(App and web page records)
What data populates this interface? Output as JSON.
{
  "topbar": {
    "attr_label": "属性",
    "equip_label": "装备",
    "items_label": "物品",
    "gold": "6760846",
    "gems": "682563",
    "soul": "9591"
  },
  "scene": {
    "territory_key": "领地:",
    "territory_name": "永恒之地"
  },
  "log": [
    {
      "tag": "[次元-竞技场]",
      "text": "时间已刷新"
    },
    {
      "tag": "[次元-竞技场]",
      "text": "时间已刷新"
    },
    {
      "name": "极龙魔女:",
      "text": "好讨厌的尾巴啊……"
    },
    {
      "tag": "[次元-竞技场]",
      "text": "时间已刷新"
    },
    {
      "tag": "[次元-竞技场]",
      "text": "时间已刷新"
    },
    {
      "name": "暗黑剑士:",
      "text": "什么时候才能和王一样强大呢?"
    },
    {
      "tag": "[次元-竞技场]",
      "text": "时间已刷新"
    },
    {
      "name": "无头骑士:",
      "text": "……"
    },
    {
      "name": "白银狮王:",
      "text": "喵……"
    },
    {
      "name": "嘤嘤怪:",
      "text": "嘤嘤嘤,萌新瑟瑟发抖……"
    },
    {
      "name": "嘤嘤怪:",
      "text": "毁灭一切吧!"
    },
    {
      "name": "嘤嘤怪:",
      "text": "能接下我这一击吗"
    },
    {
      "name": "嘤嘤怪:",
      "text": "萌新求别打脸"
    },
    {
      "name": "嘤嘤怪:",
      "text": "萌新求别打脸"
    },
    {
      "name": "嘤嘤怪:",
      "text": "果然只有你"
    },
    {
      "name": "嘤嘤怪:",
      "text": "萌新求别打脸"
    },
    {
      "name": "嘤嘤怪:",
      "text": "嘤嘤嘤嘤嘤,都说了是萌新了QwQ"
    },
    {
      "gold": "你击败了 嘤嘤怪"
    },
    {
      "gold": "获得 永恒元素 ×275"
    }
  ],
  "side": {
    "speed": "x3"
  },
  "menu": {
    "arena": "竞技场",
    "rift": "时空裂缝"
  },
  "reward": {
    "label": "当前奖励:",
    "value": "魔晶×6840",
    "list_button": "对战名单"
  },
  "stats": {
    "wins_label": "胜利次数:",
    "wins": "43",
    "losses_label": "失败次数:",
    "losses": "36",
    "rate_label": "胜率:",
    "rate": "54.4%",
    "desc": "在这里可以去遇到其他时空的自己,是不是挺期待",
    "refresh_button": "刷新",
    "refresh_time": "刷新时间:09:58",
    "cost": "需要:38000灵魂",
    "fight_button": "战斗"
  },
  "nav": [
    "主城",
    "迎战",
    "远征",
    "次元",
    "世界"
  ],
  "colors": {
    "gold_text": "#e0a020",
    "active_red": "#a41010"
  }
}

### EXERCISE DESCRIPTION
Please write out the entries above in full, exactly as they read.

### ANSWER SECTION
What data populates this interface? Output as JSON.
{
  "topbar": {
    "attr_label": "属性",
    "equip_label": "装备",
    "items_label": "物品",
    "gold": "6760846",
    "gems": "682563",
    "soul": "9591"
  },
  "scene": {
    "territory_key": "领地:",
    "territory_name": "永恒之地"
  },
  "log": [
    {
      "tag": "[次元-竞技场]",
      "text": "时间已刷新"
    },
    {
      "tag": "[次元-竞技场]",
      "text": "时间已刷新"
    },
    {
      "name": "极龙魔女:",
      "text": "好讨厌的尾巴啊……"
    },
    {
      "tag": "[次元-竞技场]",
      "text": "时间已刷新"
    },
    {
      "tag": "[次元-竞技场]",
      "text": "时间已刷新"
    },
    {
      "name": "暗黑剑士:",
      "text": "什么时候才能和王一样强大呢?"
    },
    {
      "tag": "[次元-竞技场]",
      "text": "时间已刷新"
    },
    {
      "name": "无头骑士:",
      "text": "……"
    },
    {
      "name": "白银狮王:",
      "text": "喵……"
    },
    {
      "name": "嘤嘤怪:",
      "text": "嘤嘤嘤,萌新瑟瑟发抖……"
    },
    {
      "name": "嘤嘤怪:",
      "text": "毁灭一切吧!"
    },
    {
      "name": "嘤嘤怪:",
      "text": "能接下我这一击吗"
    },
    {
      "name": "嘤嘤怪:",
      "text": "萌新求别打脸"
    },
    {
      "name": "嘤嘤怪:",
      "text": "萌新求别打脸"
    },
    {
      "name": "嘤嘤怪:",
      "text": "果然只有你"
    },
    {
      "name": "嘤嘤怪:",
      "text": "萌新求别打脸"
    },
    {
      "name": "嘤嘤怪:",
      "text": "嘤嘤嘤嘤嘤,都说了是萌新了QwQ"
    },
    {
      "gold": "你击败了 嘤嘤怪"
    },
    {
      "gold": "获得 永恒元素 ×275"
    }
  ],
  "side": {
    "speed": "x3"
  },
  "menu": {
    "arena": "竞技场",
    "rift": "时空裂缝"
  },
  "reward": {
    "label": "当前奖励:",
    "value": "魔晶×6840",
    "list_button": "对战名单"
  },
  "stats": {
    "wins_label": "胜利次数:",
    "wins": "43",
    "losses_label": "失败次数:",
    "losses": "36",
    "rate_label": "胜率:",
    "rate": "54.4%",
    "desc": "在这里可以去遇到其他时空的自己,是不是挺期待",
    "refresh_button": "刷新",
    "refresh_time": "刷新时间:09:58",
    "cost": "需要:38000灵魂",
    "fight_button": "战斗"
  },
  "nav": [
    "主城",
    "迎战",
    "远征",
    "次元",
    "世界"
  ],
  "colors": {
    "gold_text": "#e0a020",
    "active_red": "#a41010"
  }
}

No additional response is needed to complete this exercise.